Any additional petroleum or gas start-up production in the Gulf of Mexico or Alaska will require support vessels or barges for the construction and start-up in addition to the tanker needs for the follow-on crude transport.

Oil Product Carriers for U.S. Navy Needs There is a pressing need for fleet fuel supply vessels for the U.S. Navy and its Military Sealift Command. The existing fleets of U.S. Navy fuel supply vessels are nearing the ends of their useful lives. There is no apparent current plan for vessel replacement. Beyond this, there is no capacity to meet any expanded Navy needs which might result from any of a number of causes. The existing fuel supply fleet was created under "build and charter" programs which involved private sector operators, and private sector financing using the Mar Ad Title XI program.

A program to address these needs might have been a matter of priority for the new Secretary of the Navy and the new Maritime Administrator.

However, given that the Navy is now reported to have even cut back on the funding of the routine maintenance of the Ready Reserve Force, which is managed for the Navy by the Maritime Administration (with the result that several ROS-5 ships, which are fully crewed and supposed to be ready to go on 5 days' notice, have had to be reclassified as ROS-IO and their crews sent home) auxiliary support vessels do not appear to be a likely priority.
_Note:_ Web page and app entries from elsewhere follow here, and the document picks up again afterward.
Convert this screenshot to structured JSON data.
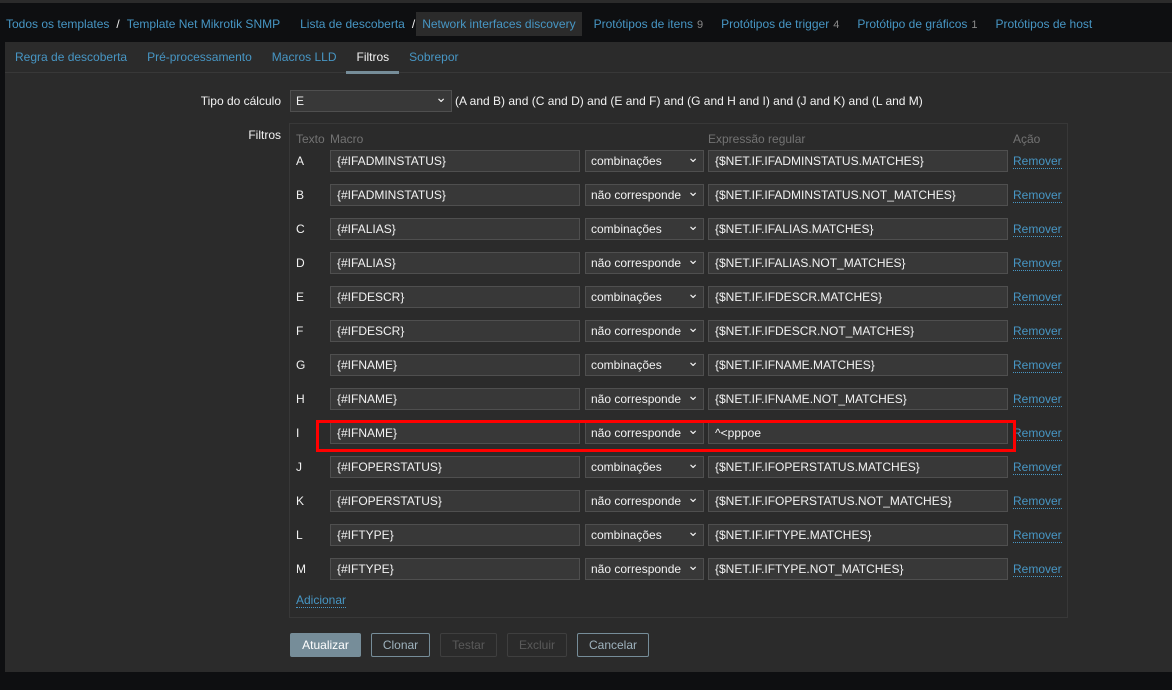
{
  "breadcrumbs": [
    {
      "label": "Todos os templates"
    },
    {
      "label": "Template Net Mikrotik SNMP"
    },
    {
      "label": "Lista de descoberta"
    },
    {
      "label": "Network interfaces discovery"
    },
    {
      "label": "Protótipos de itens",
      "count": "9"
    },
    {
      "label": "Protótipos de trigger",
      "count": "4"
    },
    {
      "label": "Protótipo de gráficos",
      "count": "1"
    },
    {
      "label": "Protótipos de host"
    }
  ],
  "tabs": [
    "Regra de descoberta",
    "Pré-processamento",
    "Macros LLD",
    "Filtros",
    "Sobrepor"
  ],
  "active_tab": "Filtros",
  "calc": {
    "label": "Tipo do cálculo",
    "value": "E",
    "formula": "(A and B) and (C and D) and (E and F) and (G and H and I) and (J and K) and (L and M)"
  },
  "filters": {
    "label": "Filtros",
    "headers": {
      "label": "Texto",
      "macro": "Macro",
      "regex": "Expressão regular",
      "action": "Ação"
    },
    "remove_label": "Remover",
    "add_label": "Adicionar",
    "rows": [
      {
        "id": "A",
        "macro": "{#IFADMINSTATUS}",
        "op": "combinações",
        "regex": "{$NET.IF.IFADMINSTATUS.MATCHES}"
      },
      {
        "id": "B",
        "macro": "{#IFADMINSTATUS}",
        "op": "não corresponde",
        "regex": "{$NET.IF.IFADMINSTATUS.NOT_MATCHES}"
      },
      {
        "id": "C",
        "macro": "{#IFALIAS}",
        "op": "combinações",
        "regex": "{$NET.IF.IFALIAS.MATCHES}"
      },
      {
        "id": "D",
        "macro": "{#IFALIAS}",
        "op": "não corresponde",
        "regex": "{$NET.IF.IFALIAS.NOT_MATCHES}"
      },
      {
        "id": "E",
        "macro": "{#IFDESCR}",
        "op": "combinações",
        "regex": "{$NET.IF.IFDESCR.MATCHES}"
      },
      {
        "id": "F",
        "macro": "{#IFDESCR}",
        "op": "não corresponde",
        "regex": "{$NET.IF.IFDESCR.NOT_MATCHES}"
      },
      {
        "id": "G",
        "macro": "{#IFNAME}",
        "op": "combinações",
        "regex": "{$NET.IF.IFNAME.MATCHES}"
      },
      {
        "id": "H",
        "macro": "{#IFNAME}",
        "op": "não corresponde",
        "regex": "{$NET.IF.IFNAME.NOT_MATCHES}"
      },
      {
        "id": "I",
        "macro": "{#IFNAME}",
        "op": "não corresponde",
        "regex": "^<pppoe"
      },
      {
        "id": "J",
        "macro": "{#IFOPERSTATUS}",
        "op": "combinações",
        "regex": "{$NET.IF.IFOPERSTATUS.MATCHES}"
      },
      {
        "id": "K",
        "macro": "{#IFOPERSTATUS}",
        "op": "não corresponde",
        "regex": "{$NET.IF.IFOPERSTATUS.NOT_MATCHES}"
      },
      {
        "id": "L",
        "macro": "{#IFTYPE}",
        "op": "combinações",
        "regex": "{$NET.IF.IFTYPE.MATCHES}"
      },
      {
        "id": "M",
        "macro": "{#IFTYPE}",
        "op": "não corresponde",
        "regex": "{$NET.IF.IFTYPE.NOT_MATCHES}"
      }
    ]
  },
  "buttons": {
    "update": "Atualizar",
    "clone": "Clonar",
    "test": "Testar",
    "delete": "Excluir",
    "cancel": "Cancelar"
  },
  "highlight_color": "#ff0000"
}
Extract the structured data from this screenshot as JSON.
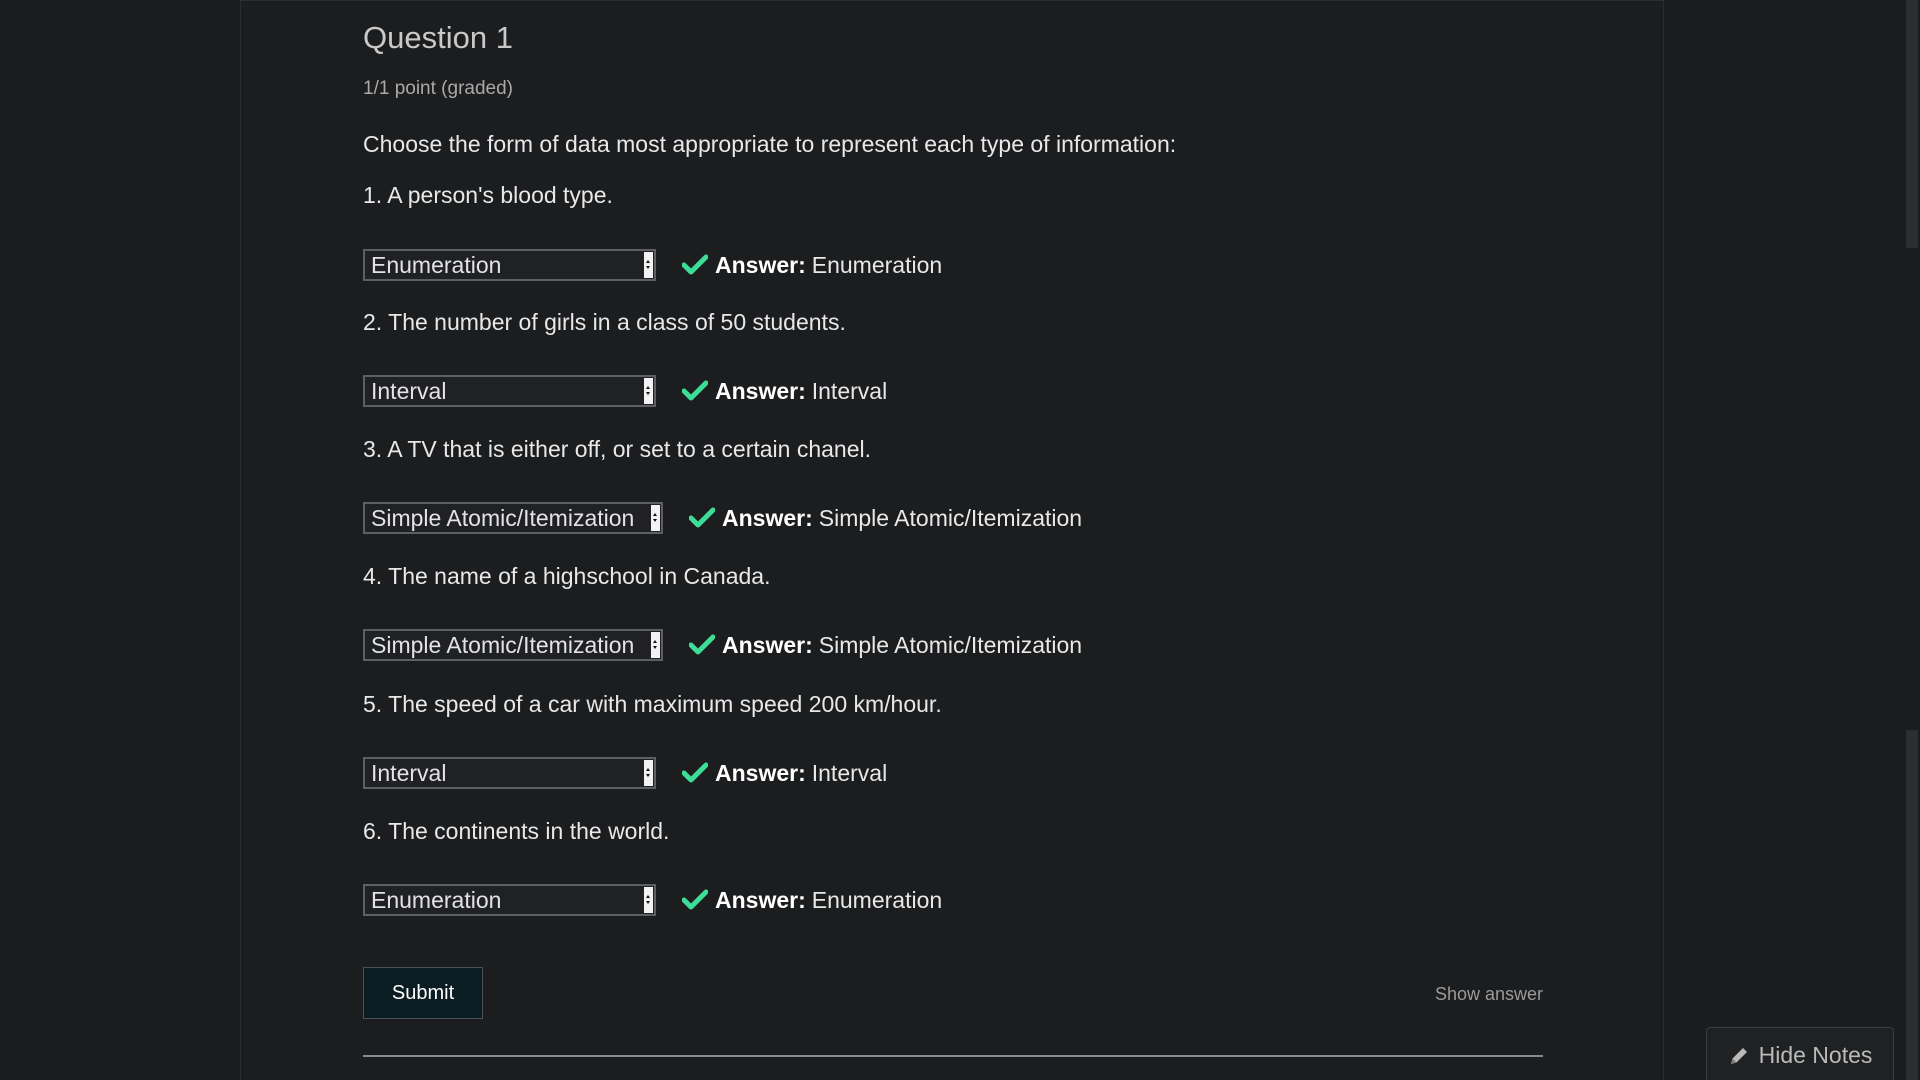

It has also been reported that when the Military Sealift Command recently needed a tanker in the Indian Ocean it was forced to resort to chartering one with an Iraqi crew. And, the question has been asked "Why was the USS COLE refueling at an Aden dockside location instead of at sea?" The Military Sealift Command has stated that in a war emergency they would need 46 such vessels for fuel supply. Today, there are only a total of 48 product carriers in the Jones Act fleet. This number will drop to 36 in 2008. Perhaps 16 to 20 vessels are needed.

Other stories from June 2002 issue


Maritime Reporter

First published in 1881 Maritime Reporter is the world's largest audited circulation publication serving the global maritime industry.